“We fully respect the decision of the IOC and the Tokyo Organizing Committee to postpone the Tokyo 2020 Olympic Games to 2021,” a Coca-Cola spokesperson said. “We know this decision was made in the best interest of the health, safety and security of all.”
Bridgestone Corp., a top-tier partner, supplied tires for official Olympic buses, provided rubber to help earthquake-proof two Olympic venues and was planning to outfit a new Tokyo bicycle fleet. It signed endorsement deals with more than 75 athletes and leased a space along the water in Tokyo’s Odaiba Bay to hold events, showcase products and entertain guests.
“Many of the big sponsors prepare houses on-site,” said Rick Burton, chief marketing officer for Team USA during the 2008 Beijing Games. “They’ve locked up real estate in Tokyo to entertain guests, hired five-star chefs, and booked tourism. There’s massive amounts already locked down by sponsors.”
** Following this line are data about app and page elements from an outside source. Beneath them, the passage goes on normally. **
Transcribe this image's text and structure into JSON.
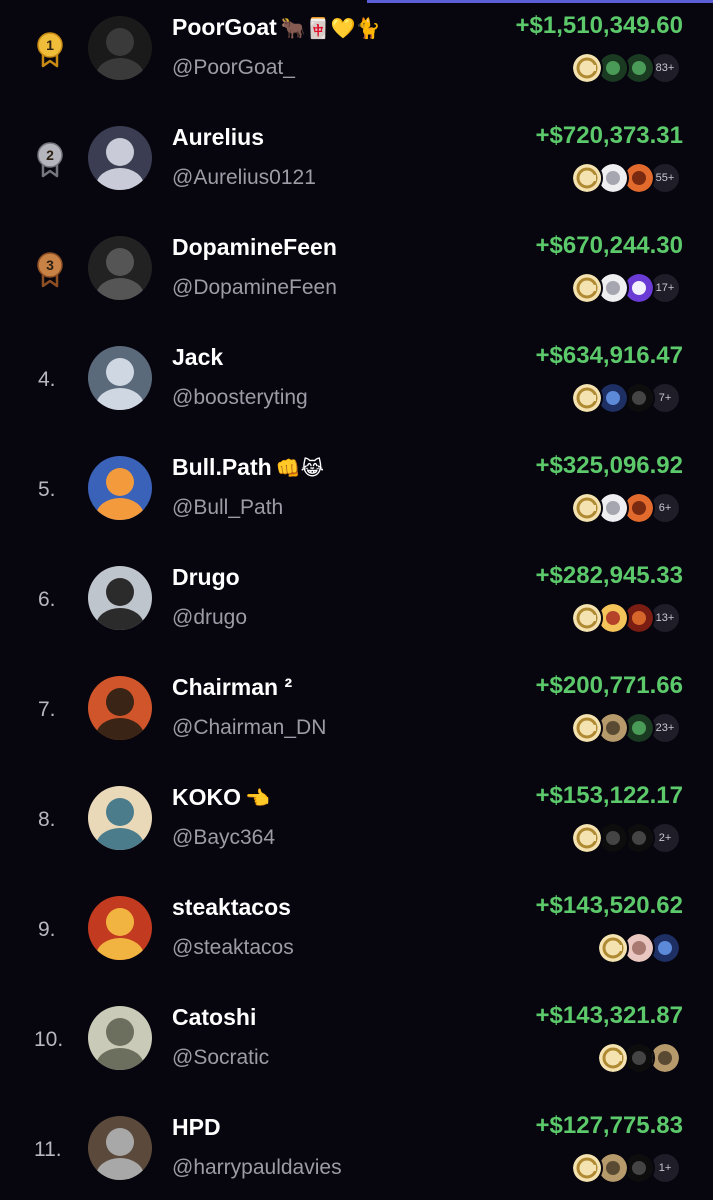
{
  "colors": {
    "background": "#07060f",
    "positive": "#5cc96b",
    "accent": "#5b5fd6",
    "gold": "#e0a92c",
    "silver": "#9e9ea6",
    "bronze": "#b8703a"
  },
  "leaderboard": [
    {
      "rank": "1",
      "medal": "gold",
      "name": "PoorGoat",
      "badges": "🐂🀄💛🐈",
      "handle": "@PoorGoat_",
      "pnl": "+$1,510,349.60",
      "token_count": "83+",
      "tokens": [
        "coin-icon",
        "green-token-icon",
        "green-token-icon"
      ]
    },
    {
      "rank": "2",
      "medal": "silver",
      "name": "Aurelius",
      "badges": "",
      "handle": "@Aurelius0121",
      "pnl": "+$720,373.31",
      "token_count": "55+",
      "tokens": [
        "coin-icon",
        "white-token-icon",
        "orange-token-icon"
      ]
    },
    {
      "rank": "3",
      "medal": "bronze",
      "name": "DopamineFeen",
      "badges": "",
      "handle": "@DopamineFeen",
      "pnl": "+$670,244.30",
      "token_count": "17+",
      "tokens": [
        "coin-icon",
        "white-token-icon",
        "purple-token-icon"
      ]
    },
    {
      "rank": "4.",
      "medal": "",
      "name": "Jack",
      "badges": "",
      "handle": "@boosteryting",
      "pnl": "+$634,916.47",
      "token_count": "7+",
      "tokens": [
        "coin-icon",
        "blue-token-icon",
        "dark-token-icon"
      ]
    },
    {
      "rank": "5.",
      "medal": "",
      "name": "Bull.Path",
      "badges": "👊😹",
      "handle": "@Bull_Path",
      "pnl": "+$325,096.92",
      "token_count": "6+",
      "tokens": [
        "coin-icon",
        "white-token-icon",
        "orange-token-icon"
      ]
    },
    {
      "rank": "6.",
      "medal": "",
      "name": "Drugo",
      "badges": "",
      "handle": "@drugo",
      "pnl": "+$282,945.33",
      "token_count": "13+",
      "tokens": [
        "coin-icon",
        "pizza-token-icon",
        "red-token-icon"
      ]
    },
    {
      "rank": "7.",
      "medal": "",
      "name": "Chairman ²",
      "badges": "",
      "handle": "@Chairman_DN",
      "pnl": "+$200,771.66",
      "token_count": "23+",
      "tokens": [
        "coin-icon",
        "tan-token-icon",
        "green-token-icon"
      ]
    },
    {
      "rank": "8.",
      "medal": "",
      "name": "KOKO",
      "badges": "👈",
      "handle": "@Bayc364",
      "pnl": "+$153,122.17",
      "token_count": "2+",
      "tokens": [
        "coin-icon",
        "dark-token-icon",
        "dark-token-icon"
      ]
    },
    {
      "rank": "9.",
      "medal": "",
      "name": "steaktacos",
      "badges": "",
      "handle": "@steaktacos",
      "pnl": "+$143,520.62",
      "token_count": "",
      "tokens": [
        "coin-icon",
        "pink-token-icon",
        "blue-token-icon"
      ]
    },
    {
      "rank": "10.",
      "medal": "",
      "name": "Catoshi",
      "badges": "",
      "handle": "@Socratic",
      "pnl": "+$143,321.87",
      "token_count": "",
      "tokens": [
        "coin-icon",
        "dark-token-icon",
        "tan-token-icon"
      ]
    },
    {
      "rank": "11.",
      "medal": "",
      "name": "HPD",
      "badges": "",
      "handle": "@harrypauldavies",
      "pnl": "+$127,775.83",
      "token_count": "1+",
      "tokens": [
        "coin-icon",
        "tan-token-icon",
        "dark-token-icon"
      ]
    }
  ]
}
A General Electric Co. representative said: “We are working closely with the IOC and TOCOG to assess all aspects of our partnership and evaluate next steps,” referring to the Tokyo Organizing Committee of the Olympic and Paralympic Games. GE is one of a few major Olympic sponsors whose deals were set to expire in 2020.
At a much lower price point are the hundreds of sponsors for each national Olympic team. Team USA, for example, has 20; Great Britain has 13. All of these companies are also losing out on the exposure they paid for by investing in the 2020 Summer Games.
Swatch Group AG-owned Omega’s Worldwide Olympic Partnership extends through 2032; the watchmaker has been the official timekeeper of the Olympic Games on 28 occasions since 1932.
Ironically, Omega’s special “Tokyo 2020” limited-edition timepieces could now become collector’s items. Such pieces can become historical artifacts that seduces collectors, according to Swatch Chief Executive Officer Nick Hayek. “I don’t hope this happens, but if the Olympics would not take place, these pieces would even be collected and searched 10 times more than the original ones.”
— With assistance by Takashi Nakamichi, Corinne Gretler, Takashi Mochizuki, Deena Shanker, and Rick Clough.
First published by Bloomberg